Rowan commission, others react to Supreme Court’s denial of prayer case

Published 11:34 am Thursday, June 28, 2018

By Andie Foley

The U.S. Supreme Court has declined to take the Rowan County Board of Commissioners’ appeal of a lawsuit over sectarian prayer.

The case began in March 2013, when the national ACLU Program of Freedom of Religion and Belief and the ACLU of North Carolina filed a lawsuit challenging commissioner-led, Christian prayer practices at the start of every meeting.

The ACLU filed the case on behalf of three Rowan residents: Nan Lund, Liesa Montag-Siegel and Robert Voelker.

Rowan’s case was handled by the National Center for Life and Liberty, a nonprofit legal ministry based out of Florida.

Commissioner prayer practices were declared unconstitutional in 2015 by a district court in North Carolina. Then, in 2016, a three-judge panel found them constitutional by a 2-1 count.

The ruling wasn’t to last. In June of the following year, the entire 4th Circuit Court of Appeals found the practices unconstitutional by a count of 10-5.

An appeal to the Supreme Court was then the board’s only option, which all five members voted in favor of in September 2017.

The Supreme Court’s Thursday denial prohibits commissioners from leading their bimonthly meetings’ opening prayers. They are still free to have prayer led by a paid chaplain or invited clergy, as two similar Supreme Court cases have previously approved these practices.

But the restriction only applies to legislators in five states: Virginia, West Virginia, Maryland, North Carolina and South Carolina, said Barbara Weller with the National Center for Life and Liberty.

“Legislators in every other state may still pray themselves,” she said.

Vice Chairman Jim Greene called the court’s decision “disappointing.”

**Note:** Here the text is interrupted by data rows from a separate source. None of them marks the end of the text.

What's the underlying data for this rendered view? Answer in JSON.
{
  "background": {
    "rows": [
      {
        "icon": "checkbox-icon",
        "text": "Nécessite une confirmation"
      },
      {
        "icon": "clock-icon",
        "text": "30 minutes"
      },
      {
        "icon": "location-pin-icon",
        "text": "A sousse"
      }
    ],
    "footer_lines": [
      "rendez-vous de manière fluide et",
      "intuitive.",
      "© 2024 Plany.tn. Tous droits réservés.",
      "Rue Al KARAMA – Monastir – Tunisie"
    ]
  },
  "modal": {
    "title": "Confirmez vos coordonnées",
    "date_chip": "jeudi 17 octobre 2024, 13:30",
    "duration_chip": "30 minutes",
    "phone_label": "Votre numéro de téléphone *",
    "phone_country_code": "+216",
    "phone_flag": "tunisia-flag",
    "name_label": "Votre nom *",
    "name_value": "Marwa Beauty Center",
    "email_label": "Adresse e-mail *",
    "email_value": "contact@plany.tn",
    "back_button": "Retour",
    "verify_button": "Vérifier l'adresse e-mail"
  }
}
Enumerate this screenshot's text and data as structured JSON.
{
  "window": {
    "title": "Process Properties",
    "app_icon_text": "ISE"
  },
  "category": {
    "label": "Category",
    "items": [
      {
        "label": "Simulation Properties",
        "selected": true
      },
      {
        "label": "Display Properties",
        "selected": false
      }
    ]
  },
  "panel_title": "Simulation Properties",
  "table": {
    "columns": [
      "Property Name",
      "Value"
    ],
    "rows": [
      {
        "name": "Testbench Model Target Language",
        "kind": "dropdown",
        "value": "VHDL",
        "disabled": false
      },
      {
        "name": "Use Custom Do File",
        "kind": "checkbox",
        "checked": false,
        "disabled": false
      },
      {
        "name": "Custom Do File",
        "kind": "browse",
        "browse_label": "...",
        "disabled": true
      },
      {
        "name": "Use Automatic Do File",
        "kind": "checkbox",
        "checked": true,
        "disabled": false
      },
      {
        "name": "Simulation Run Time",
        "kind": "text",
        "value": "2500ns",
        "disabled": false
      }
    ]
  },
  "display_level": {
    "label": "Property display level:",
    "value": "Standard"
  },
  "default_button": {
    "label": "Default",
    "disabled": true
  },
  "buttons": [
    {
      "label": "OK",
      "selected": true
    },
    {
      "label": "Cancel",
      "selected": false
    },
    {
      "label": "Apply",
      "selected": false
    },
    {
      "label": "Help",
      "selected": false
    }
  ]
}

“It seems that it is just another point of limiting the rights — in this case of the commissioners, specifically —  to follow their particular religious beliefs,” he said. “The country has a history of prayer in opening sessions. They still do it on a statewide basis. They do it in Congress. … The rights of the commissioners to pray seem to be stymied at this point.”

Lund, the lead plaintiff in the case, said the the lawsuit was merely about making Rowan County more welcoming to people of all beliefs.

“We are so glad that the Supreme Court has let this ruling stand,” said Lund. “Everyone should be able to attend public meetings and raise concerns with government officials without having to violate or be judged by their religious beliefs.”

County Attorney Jay Dees said the county thought its appeal had merit based on findings in a similar case: Town of Greece v. Galloway, which allowed for the New York town’s prayer practices.

Used as a distinguishing factor is that town of Greece council prayers were led by “guest ministers,” a practice the Rowan County board has now adopted with chaplain-led prayers.

Two associate justices, Neil Gorsuch and Clarence Thomas, dissented the Supreme Court decision, saying they would have heard Rowan County’s case.

Chairman Greg Edds said that this was “a little unusual.”

In his dissension, Thomas said that the court’s “Establishment Clause jurisprudence is in disarray.”

“Sometimes our precedents focus on whether a ‘reasonable observer’ would think that a government practice endorses religion,” he said. “Other times, our precedents focus on whether a government practice is supported by this country’s history and tradition.”

The Establishment Clause was the the basis of the ACLU case as it prohibits government from establishing a state religion or endorsing any one religion over the other.

As Rowan County Commissioners were all Christian, the majority of their prayers included references to “Jesus,” “Christ” or the “Savior.”

But the board did not require commissioners to profess any particular religion, said Thomas.

Edds said that the commission was “profoundly disappointed” that the court didn’t take the opportunity to clarify its confusing stance on legislator-led prayer.

He, like Greene, said that this type of prayer is perfectly legal and happens all across America — “just not in Rowan County and not in the five states covered by the 4th Circuit’s flawed ruling.”

“Our case was the perfect chance for the country’s highest court to clean up the confusion surrounding the opposing opinions recently handed down by the 4th and 6th Circuit Court of Appeals, but the nation still waits,” he said. “Meanwhile, until the Supreme Court agrees to settle those differences the five states within the Fourth Circuit are forced to operate with a different set of rules than the other 45 states.”

With two dissenting justices and similar cases still waiting for a decision, Dees says that the county is still evaluating what next steps can be taken, if any.

Will the county continue with chaplain-led prayer? Will it revise its prayer policies, or will it wait for decisions in other cases?

The board is waiting for consultation from its legal council to decide, with one more pressing concern lingering.

The denial of the case may make the county responsible for court fees incurred by the ACLU, said Greene.

“This typically ends a case when the Supreme Court denies it,” said Dees. “If this the end of the road for us, how do we resolve the ACLU’s claim for fees and costs? Our outside council will have to advise the commission.”

Weller said that this was indeed the end of the road for Rowan’s prayer case. She said Rowan County’s responsibility for and the cost of ACLU court fees are yet to be determined.